In the realm of Linux, the `tr` command is a vital tool that users can employ for text processing. TR, short for translate, is utilized to translate or delete characters from standard input, writing to standard output. It may seem simple on the surface, but the `tr` command offers a great depth of functionality. This article aims to guide you through the nuances of the `tr` command, providing practical examples along the way.
Basics of TR Command
The `tr` command is generally used in the following structure:
Here, set1 and set2 are character sets. The `tr` command replaces the characters in set1 with the corresponding characters in set2. Note that if set2 is shorter than set1, the last character of set2 is replicated to match the length of set1.
Here is a list of some common command-line options for the `tr` command in Linux:
--delete: This option removes all occurrences of the specified characters in the SET1. It does not require SET2.
--squeeze-repeats: This option replaces each sequence of a repeated character that is listed in the SET1 with a single occurrence of that character.
--complement: This option takes the complement of SET1. In other words, it considers all characters not listed in SET1.
--complement: It is the same as -c but treats a character as a byte value.
--truncate-set1: This option first truncates SET1 to the length of SET2, and then performs the translation.
Please note that you can use these options together. For instance, you might want to delete and squeeze certain characters at the same time. You can do this by running `tr -ds`.
Let’s delve into the practical uses of the `tr` command.
- Changing Case
You can use the `tr` command to convert text from upper case to lower case, or vice versa.

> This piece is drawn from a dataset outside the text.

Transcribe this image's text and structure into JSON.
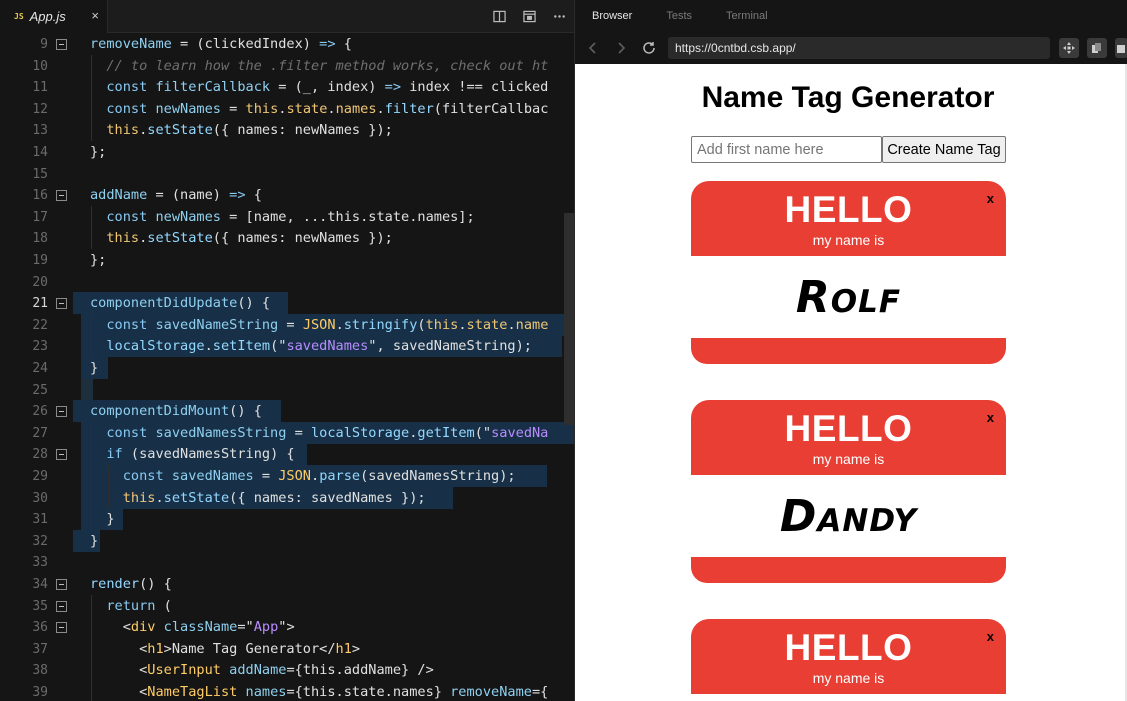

Here’s how you do it:
echo 'Hello World' | tr 'a-z' 'A-Z'
- Deleting Characters
The -d option is used with the `tr` command to delete characters from the input. For example:
echo "Hello 123 World 456" | tr -d '0-9'

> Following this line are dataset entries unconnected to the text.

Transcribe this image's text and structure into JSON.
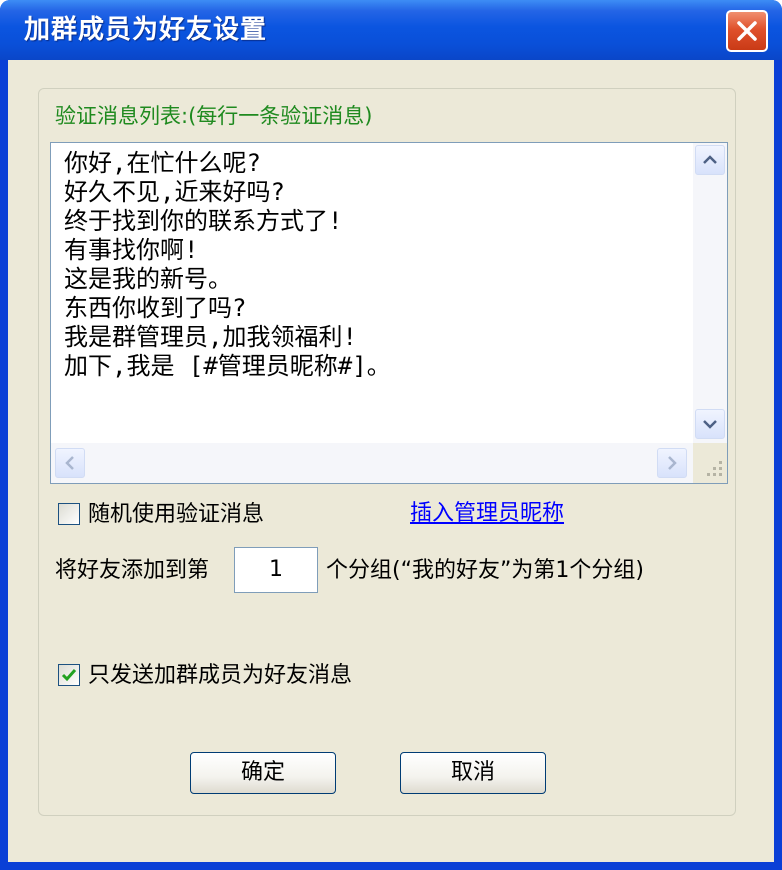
{
  "window": {
    "title": "加群成员为好友设置"
  },
  "group": {
    "label": "验证消息列表:(每行一条验证消息)",
    "messages": "你好,在忙什么呢?\n好久不见,近来好吗?\n终于找到你的联系方式了!\n有事找你啊!\n这是我的新号。\n东西你收到了吗?\n我是群管理员,加我领福利!\n加下,我是 [#管理员昵称#]。"
  },
  "options": {
    "random_label": "随机使用验证消息",
    "random_checked": false,
    "insert_link": "插入管理员昵称",
    "group_prefix": "将好友添加到第",
    "group_number": "1",
    "group_suffix": "个分组(“我的好友”为第1个分组)",
    "only_send_label": "只发送加群成员为好友消息",
    "only_send_checked": true
  },
  "buttons": {
    "ok": "确定",
    "cancel": "取消"
  },
  "colors": {
    "title_bar": "#0a4fd8",
    "dialog_bg": "#ece9d8",
    "group_label": "#1f8a1f",
    "link": "#0000ff",
    "close_button": "#e0512c",
    "checkmark": "#21a121"
  },
  "icons": {
    "close": "close-x-icon",
    "scroll_up": "arrow-up-icon",
    "scroll_down": "arrow-down-icon",
    "scroll_left": "arrow-left-icon",
    "scroll_right": "arrow-right-icon",
    "check": "checkmark-icon",
    "grip": "resize-grip-icon"
  }
}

- Squeezing Repeated Characters
The -s option can be used to squeeze a sequence of repeating characters into a single character. Here’s an example:
echo "Hello World" | tr -s ' '
- Complementing SET1
The -c or -C option is used to take the complement of set1. All characters which are not in set1 are translated. This is an example of it:
echo 'Hello 123 World 456' | tr -d -c '0-9 \n'
The `tr` command is an incredibly powerful tool in your Linux arsenal. It offers an enormous range of text processing capabilities, from basic text translation to more complex functions such as deletion and squeezing of character sequences. Mastering this command opens up a world of possibilities for managing and manipulating text data in Linux. Remember, the best way to truly understand the `tr` command is to experiment and practice with it. So, go ahead and test out these examples on your own system. You’ll soon find that the tr command becomes one of your go-to tools in the Linux environment.